Natasha Chaudhri and Shilpa Gupta, design graduates from the College of Art, New Delhi have succeeded in setting up and running varied enterprises over the years. They own and ran speciality restaurants such as Thai Wok, New Delhi; Congo, Goa; Bohemia, Mumbai & Emperors Kitchen, New Delhi. Besides their restaurants both of them have been designing and producing apparel, textile and craft from their design studio and factory in New Delhi for over twenty years for museum shops, fashion designers and high street brands in India and overseas. Recognising the need to share the abundant love and success that they received at work made them devote their experience and resources to facilitate village artisans and women entrepreneurs for community inclusion and benefit.
Engaging with vulnerable artisanal communities led them to create a fair commerce label, Yumi on the 13th of July 2018. Yumi seeks to represent, revive and help sustain the highly skilled Indian artisans for their textile and craft through intense design and market led interventions.
Natasha Chaudhri comes from a family that has been devoted to textile, fashion and community welfare in Jammu & Kashmir. Growing up Natasha was exposed to enterprise and commitment towards community by her parents. Natasha is the Vice President of the Kalamkari Centre Society, Jammu which was set up by her parents. The Kalamkari Centre Society is dedicated to women, child and artisanal inclusion and benefit. Natasha oversees the family trust that facilitates preschooling and mid-day meals to nearly hundred students below the age of six from urban slums in Gurgaon.
Natasha remains in gratitude towards her parents and also Mr Rajeev Sethi who mentored her and ushered her into the world of artisanal communities and skilled women in villages across India.

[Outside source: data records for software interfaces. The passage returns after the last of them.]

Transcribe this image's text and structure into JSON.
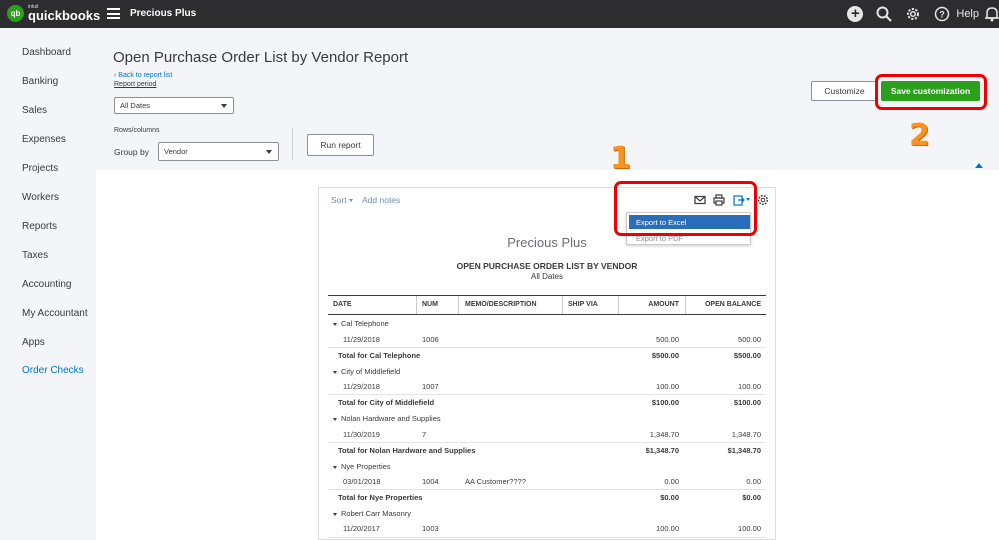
{
  "topbar": {
    "logo_small": "intuit",
    "logo_name": "quickbooks",
    "logo_badge": "qb",
    "company": "Precious Plus",
    "help_label": "Help"
  },
  "sidebar": {
    "items": [
      {
        "label": "Dashboard"
      },
      {
        "label": "Banking"
      },
      {
        "label": "Sales"
      },
      {
        "label": "Expenses"
      },
      {
        "label": "Projects"
      },
      {
        "label": "Workers"
      },
      {
        "label": "Reports"
      },
      {
        "label": "Taxes"
      },
      {
        "label": "Accounting"
      },
      {
        "label": "My Accountant"
      },
      {
        "label": "Apps"
      },
      {
        "label": "Order Checks"
      }
    ]
  },
  "header": {
    "title": "Open Purchase Order List by Vendor Report",
    "back_link": "Back to report list",
    "report_period_label": "Report period",
    "report_period_value": "All Dates",
    "rows_columns_label": "Rows/columns",
    "group_by_label": "Group by",
    "group_by_value": "Vendor",
    "run_report": "Run report",
    "customize": "Customize",
    "save_customization": "Save customization"
  },
  "annotations": {
    "one": "1",
    "two": "2"
  },
  "toolbar": {
    "sort": "Sort",
    "add_notes": "Add notes",
    "export_menu": [
      "Export to Excel",
      "Export to PDF"
    ]
  },
  "report": {
    "company": "Precious Plus",
    "title": "OPEN PURCHASE ORDER LIST BY VENDOR",
    "dates": "All Dates",
    "columns": [
      "DATE",
      "NUM",
      "MEMO/DESCRIPTION",
      "SHIP VIA",
      "AMOUNT",
      "OPEN BALANCE"
    ],
    "groups": [
      {
        "vendor": "Cal Telephone",
        "date": "11/29/2018",
        "num": "1006",
        "memo": "",
        "amount": "500.00",
        "open_balance": "500.00",
        "total_label": "Total for Cal Telephone",
        "total_amount": "$500.00",
        "total_balance": "$500.00"
      },
      {
        "vendor": "City of Middlefield",
        "date": "11/29/2018",
        "num": "1007",
        "memo": "",
        "amount": "100.00",
        "open_balance": "100.00",
        "total_label": "Total for City of Middlefield",
        "total_amount": "$100.00",
        "total_balance": "$100.00"
      },
      {
        "vendor": "Nolan Hardware and Supplies",
        "date": "11/30/2019",
        "num": "7",
        "memo": "",
        "amount": "1,348.70",
        "open_balance": "1,348.70",
        "total_label": "Total for Nolan Hardware and Supplies",
        "total_amount": "$1,348.70",
        "total_balance": "$1,348.70"
      },
      {
        "vendor": "Nye Properties",
        "date": "03/01/2018",
        "num": "1004",
        "memo": "AA Customer????",
        "amount": "0.00",
        "open_balance": "0.00",
        "total_label": "Total for Nye Properties",
        "total_amount": "$0.00",
        "total_balance": "$0.00"
      },
      {
        "vendor": "Robert Carr Masonry",
        "date": "11/20/2017",
        "num": "1003",
        "memo": "",
        "amount": "100.00",
        "open_balance": "100.00"
      }
    ]
  }
}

Natasha and Shilpa have a dream partnership of creative and commercial expertise and have managed their enterprises of export and restaurants together. Shilpa being driven by business believes that commerce needs to be considered actively for any community or artisanal outreach program to survive. It was her encouragement, support and investment of intellectual capital that motivated Natasha to set up Yumi that is dedicated to nurture practicing artisans. They now plan to use their resources and expertise to impact the larger good of the Indian communities.